As to the ‘allegations by the official event sponsors’, my strong impression at the time was that most of this was driven by Heinz, who were particularly aggrieved: not only had they been undercut by CPMA’s fire-sale of the other event sponsorships, but they’d also seen the main benefit of being the first sponsor to sign up – the highest level of brand association with the tournament – blown away by Sony. (It’s perhaps not entirely coincidental that Heinz has eschewed major sponsorship ever since).

So all in all a painful lesson for the RWC, and a wake-up call for sports rights holders and brands everywhere about how sponsorships should be bought and sold around major events.

But I don’t want to leave you with a negative impression of RWC 1991 on or off the field: quite the opposite.

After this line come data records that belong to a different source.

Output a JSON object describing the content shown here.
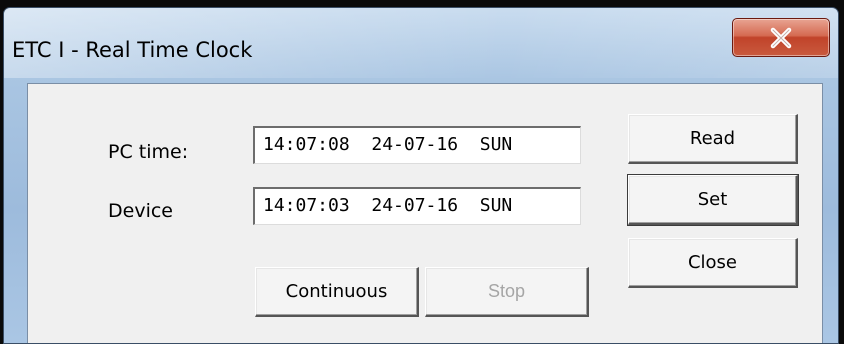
{
  "window": {
    "title": "ETC I - Real Time Clock",
    "close_glyph": "X"
  },
  "form": {
    "pc_time_label": "PC time:",
    "pc_time_value": "14:07:08  24-07-16  SUN",
    "device_label": "Device",
    "device_value": "14:07:03  24-07-16  SUN"
  },
  "buttons": {
    "read": "Read",
    "set": "Set",
    "close": "Close",
    "continuous": "Continuous",
    "stop": "Stop",
    "stop_enabled": false
  },
  "colors": {
    "title_bar": "#a9c5e2",
    "close_button": "#c1432a",
    "dialog_background": "#f0f0f0",
    "disabled_text": "#a5a5a5"
  }
}
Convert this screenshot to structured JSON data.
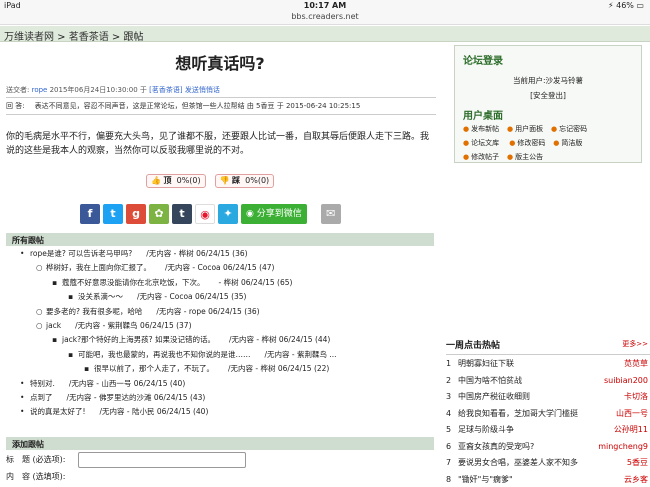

The tournament was a huge success and left behind some very significant legacies.

It turbo-charged the UK sports marketing industry, accelerating its skills and giving it its first experience of activating the multi-sponsor major event model which was becoming the worldwide norm. Without that experience, for example, I have no doubt that five years later Euro 1996 would not have have been the huge success that it was off the field for sponsors in the UK.

But above all RWC 1991 was a watershed moment for rugby’s profile, which took off and never looked back. Quite simply, the tournament electrified the country. Everybody was talking about it, everybody was watching it, and especially in the week of the Final, it was everywhere – back pages, front pages and everything in between. It was glorious.

Here’s hoping for more of the same over the next couple of months. Good luck to everyone involved with RWC 2015.